Laurie Colwin is a Best Friend I've Never Met
This essay is part of a feature, Food Writer Friday, which highlights a significant food writer and explores the ways they have shaped us as writers, thinkers and cooks. Tag us online with #foodwriterfriday to share your greatest influences.
Like the beat-up leather jacket worn with the tulle formal—surprising, but somehow so right—is Laurie Colwin and Gourmet Magazine. That was how I first encountered Colwin, in the early 1990’s, back when Gourmet was very fancy.
Meeting her in the pages of Gourmet was like meeting a new best friend at a really stuffy party. A really cool friend who liked good food and cooking but was never pretentious, competitive or smug about it. I re-read Colwin’s collected columns in Home Cooking (Knopf, 1988) and More Home Cooking (Harper Collins, 1993) because I like hanging out with my friend. It is always comforting to hear her voice again and I return to her whenever I need a blast of snarky, slightly bad-ass, relatable, authenticity.
One of her most famous columns details the weird food she would cook for herself in her tiny Greenwich Village apartment. She writes, “Dinner alone is one of life’s pleasures. Certainly cooking for oneself reveals man at his weirdest. People lie when you ask them what they eat when they are alone. A salad, they tell you. But when you persist, they confess to peanut butter and bacon sandwiches deep fried and eaten with hot sauce, or spaghetti with butter and grape jam.”
Like Colwin, I eat toasted cheese when I am alone-with kimchi or a sour pickle or avocado. Sometimes I eat noodles—in dashi with greens and frozen dumplings or in a peanut butter sauce with thai curry paste, garam masala or ras el hanout. I eat eggplant, bitter greens and tomatoes with torn bread drowning in olive oil and balsamic. If I am so hungry I am seeing spots, I will pile everything in the fridge on top of rice and top it with a runny egg and gouchujang.
Cooking for friends and family is fun, but, let’s be honest, it can be stressful. Cooking for yourself is also fun, and there is zero stress attached. Colwin taught me to celebrate the chaos and eccentricity of the solo meal.
As a cook, she was a bit idiosyncratic. She seemed to put fermented black beans in everything. (Fermented black beans do not go with everything.) She roasted her chicken at too high a heat.
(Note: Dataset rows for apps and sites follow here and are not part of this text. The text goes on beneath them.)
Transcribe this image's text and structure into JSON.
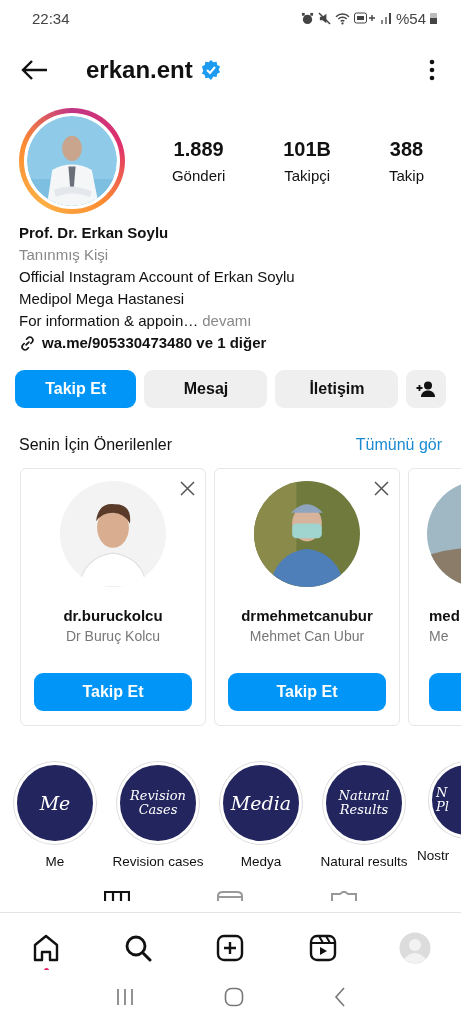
{
  "status_bar": {
    "time": "22:34",
    "battery": "%54"
  },
  "header": {
    "username": "erkan.ent",
    "verified": true
  },
  "profile": {
    "stats": [
      {
        "value": "1.889",
        "label": "Gönderi"
      },
      {
        "value": "101B",
        "label": "Takipçi"
      },
      {
        "value": "388",
        "label": "Takip"
      }
    ],
    "name": "Prof. Dr. Erkan Soylu",
    "category": "Tanınmış Kişi",
    "bio": [
      "Official Instagram Account of Erkan Soylu",
      "Medipol Mega Hastanesi"
    ],
    "bio_truncated": "For information & appoin…",
    "more": "devamı",
    "link": "wa.me/905330473480 ve 1 diğer"
  },
  "actions": [
    {
      "label": "Takip Et",
      "kind": "primary"
    },
    {
      "label": "Mesaj",
      "kind": "secondary"
    },
    {
      "label": "İletişim",
      "kind": "secondary"
    },
    {
      "kind": "add-person"
    }
  ],
  "suggestions": {
    "title": "Senin İçin Önerilenler",
    "see_all": "Tümünü gör",
    "cards": [
      {
        "username": "dr.buruckolcu",
        "name": "Dr Buruç Kolcu",
        "button": "Takip Et",
        "kind": "picture"
      },
      {
        "username": "drmehmetcanubur",
        "name": "Mehmet Can Ubur",
        "button": "Takip Et",
        "kind": "picture"
      },
      {
        "username": "med",
        "name": "Me",
        "kind": "picture"
      }
    ]
  },
  "highlights": [
    {
      "cover": [
        "Me"
      ],
      "label": "Me"
    },
    {
      "cover": [
        "Revision",
        "Cases"
      ],
      "label": "Revision cases"
    },
    {
      "cover": [
        "Media"
      ],
      "label": "Medya"
    },
    {
      "cover": [
        "Natural",
        "Results"
      ],
      "label": "Natural results"
    },
    {
      "cover": [
        "N",
        "Pl"
      ],
      "label": "Nostr"
    }
  ],
  "bottom_nav": [
    {
      "kind": "home",
      "selected": false,
      "notification": true
    },
    {
      "kind": "search",
      "selected": false
    },
    {
      "kind": "create",
      "selected": false
    },
    {
      "kind": "reels",
      "selected": false
    },
    {
      "kind": "profile",
      "selected": false
    }
  ]
}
She was inordinately fond of eggplant. She adored British food, “nursery food" and every home baked bread. When I am messing around in the kitchen, with an eggplant or some other vegetable, I feel her presence. She tells me to go easy on the salt, and to consider adding some fermented black beans. I think of her every single time I make rice pudding, even though my rice pudding looks nothing like hers.
Much food writing is aspirational, but Colwin’s food writing was reachable. She wrote about food I have cooked, food I am likely to cook, and food I like to eat. She talked about being the best cook you could be, without ruining your credit rating or making yourself crazy. She wrote odes to meatloaf and potato salad, to fried chicken, to succotash, creamed spinach and pot roast. She even wrote about cooking fuck-ups—her own and those of others—but in a gentle way. She was the dinner party guest who would help you cook, clear the dishes, rescue the split hollandaise or phone for pizza if necessary.
She has shared my culinary triumphs and consoled me when I failed. Colwin did not judge your cooking, she just wanted to help.
Colwin died young, and suddenly, of a heart attack in 1992; just over 25 years ago. To my delight, I recently discovered that my Colwin obsession is widely shared. There is a Facebook page, a Pinterest page, a website. Someone even hosted a Laurie Colwin themed dinner party featuring food from her columns. I think she would have loved that. Succotash, spiced beef, green sauce, peach pizza, Nantucket cranberry pie, buttermilk cocoa cake, lemon rice pudding...
There are a lot of theories about why she remains beloved. Some say she was ahead of her time in her devotion to real food: her enthusiasm for organic fruit and vegetables, for free range chickens and eggs. Others believe that she was the first food blogger, that her conversational style was the foundation on which today’s food blogs were built. I tend to think that the underlying themes in her writing—home cooking and family meals—are universal and will never go out of style. All of these things are probably true.
In the end, I think she endures because she is not like any other food writer, not before, not since. Her daughter describes her: “She adored cooking, perhaps more than her other favorite things, which were swearing and coffee.” Which also happen to be three of my very favorite things. How could I not love this woman? We were destined to be best friends in the kitchen.
Kristine Bolander is recently retired. She has been a lawyer, a bureaucrat, and a diplomat. Now, she is learning to write. She is currently traveling as much as possible and is working on a book about food, cooking, and clinical depression.